## EXERCISE INSTRUCTIONS
Pick every line from the data that holds the word "JSON".

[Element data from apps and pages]

┌────────

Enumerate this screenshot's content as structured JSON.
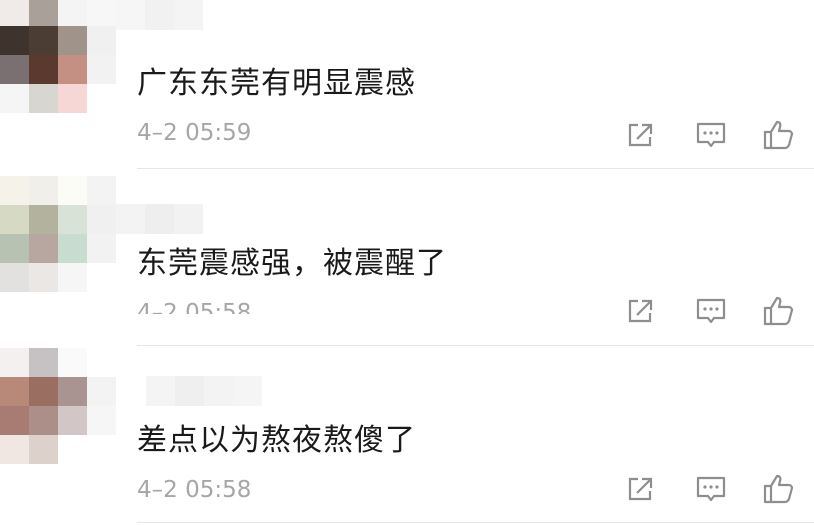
{
  "comments": [
    {
      "text": "广东东莞有明显震感",
      "time": "4–2 05:59",
      "avatar_colors": [
        "#f0ebe8",
        "#a9a09a",
        "#f4f4f4",
        "#f7f7f7",
        "#3e332d",
        "#4b3d33",
        "#a0948a",
        "#f0f0f0",
        "#7a7072",
        "#5a3a2e",
        "#c49084",
        "#f2f2f2",
        "#f5f5f5",
        "#d8d6d0",
        "#f7d7d6",
        "#ffffff"
      ]
    },
    {
      "text": "东莞震感强，被震醒了",
      "time": "4–2 05:58",
      "avatar_colors": [
        "#f5f2ea",
        "#f1efe9",
        "#fcfcf7",
        "#f3f3f3",
        "#d6d9c4",
        "#b3b29e",
        "#d8e2d6",
        "#f0f0f0",
        "#b8c2b2",
        "#b8a7a0",
        "#c8dcd0",
        "#f2f2f2",
        "#e2e1df",
        "#ebe7e5",
        "#f6f6f6",
        "#ffffff"
      ]
    },
    {
      "text": "差点以为熬夜熬傻了",
      "time": "4–2 05:58",
      "avatar_colors": [
        "#f4f0f0",
        "#c6c2c4",
        "#fafafa",
        "#ffffff",
        "#b88878",
        "#9a6e60",
        "#aa9492",
        "#f3f3f3",
        "#a87c72",
        "#ad8f8a",
        "#d2c6c6",
        "#f6f6f6",
        "#f0e7e2",
        "#ddd1cc",
        "#ffffff",
        "#ffffff"
      ]
    }
  ],
  "icons": {
    "share": "share-icon",
    "comment": "comment-icon",
    "like": "like-icon"
  },
  "colors": {
    "text": "#1a1a1a",
    "timestamp": "#a6a6a6",
    "icon": "#8e8e8e",
    "divider": "#e6e6e6"
  }
}
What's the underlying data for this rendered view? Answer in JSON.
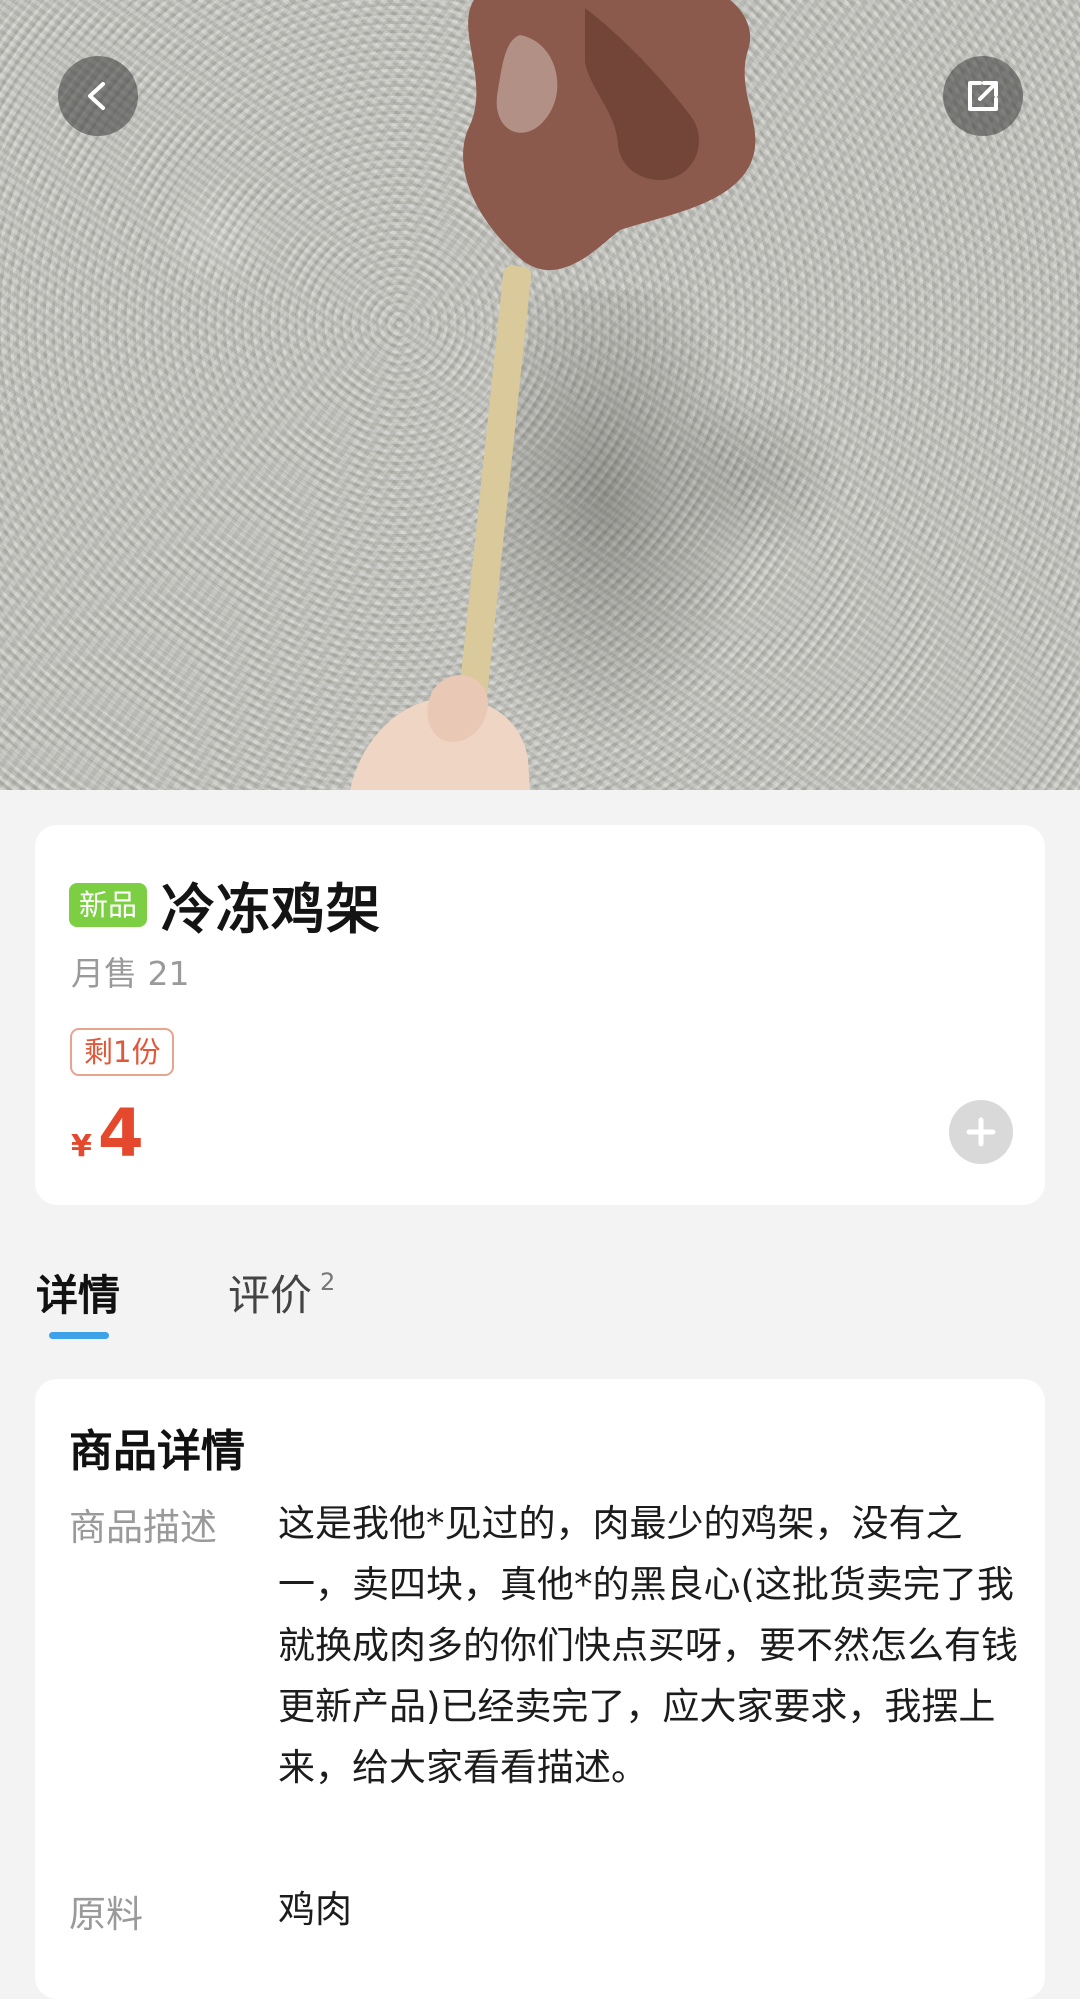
{
  "product": {
    "badge": "新品",
    "title": "冷冻鸡架",
    "monthly_sales_label": "月售 21",
    "stock_label": "剩1份",
    "currency": "¥",
    "price": "4"
  },
  "tabs": [
    {
      "label": "详情",
      "active": true
    },
    {
      "label": "评价",
      "count": "2",
      "active": false
    }
  ],
  "details": {
    "heading": "商品详情",
    "description_label": "商品描述",
    "description": "这是我他*见过的，肉最少的鸡架，没有之一，卖四块，真他*的黑良心(这批货卖完了我就换成肉多的你们快点买呀，要不然怎么有钱更新产品)已经卖完了，应大家要求，我摆上来，给大家看看描述。",
    "material_label": "原料",
    "material": "鸡肉"
  },
  "icons": {
    "back": "chevron-left-icon",
    "share": "share-external-icon",
    "add": "plus-icon"
  },
  "colors": {
    "accent": "#3ea2e8",
    "price": "#e5492d",
    "new_badge": "#7ccf42"
  }
}
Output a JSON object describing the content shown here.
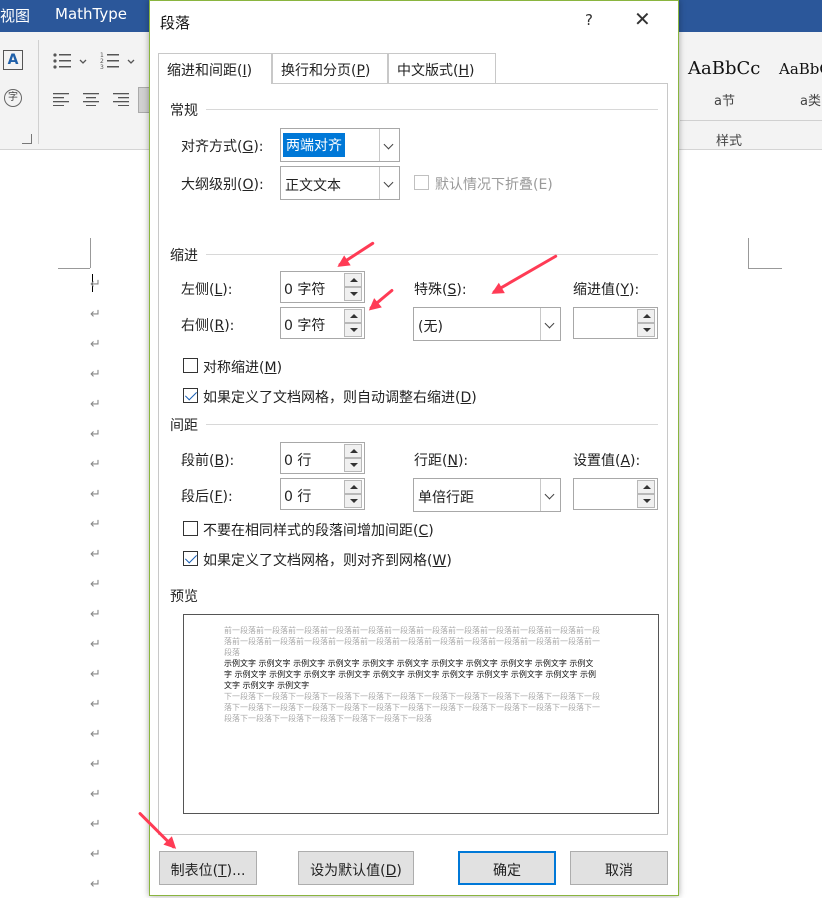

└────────

## TASK RESULT
Enumerate this screenshot's content as structured JSON.
What's the underlying data for this rendered view? Answer in JSON.
Output a JSON object describing the content shown here.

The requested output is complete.